The methods employed until 1933 in the treatment of gonorrheal vaginitis1 in children were largely those recommended for the treatment of gonorrhea in adults. For many years treatment with various antiseptics and gonococcocides was in vogue. They were applied in baths, douches, instillations, suppositories and ointments. Later there was added parenteral therapy, with vaccines, filtrates, nonspecific proteins, etc. Each method had and still has its ardent adherents; but in the hands of the majority of pediatricians and gynecologists the results have been disappointing.
Recently three new methods of treatment have been advocated, each attacking the problem from a different angle and each with the claim of a previously unheard of efficiency.
1. The first method consists of treatment with estrogens or with substances which produce an acid reaction in the vagina. The two types of medicament seem to be closely related in their mode of action. Estrogens administered to
BURPEE CM, ROBINOW M, LESLIE JT. GONORRHEAL VAGINITIS IN GIRLS TREATED WITH ESTRONE (THEELIN), FEVER AND SULFANILAMIDE. Am J Dis Child. 1939;57(1):1–14. doi:10.1001/archpedi.1939.01990010010001

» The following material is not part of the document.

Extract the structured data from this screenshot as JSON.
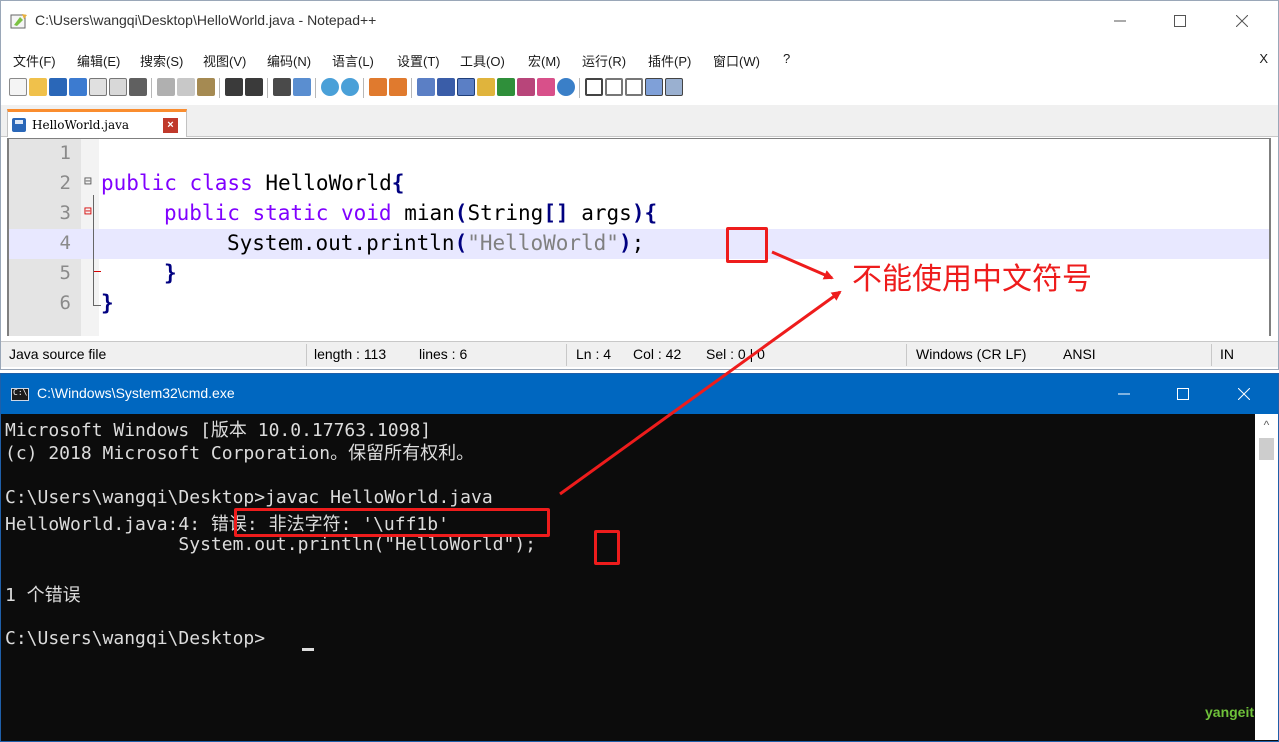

Customize your JAMA Network experience by selecting one or more topics from the list below.
Create a personal account or sign in to: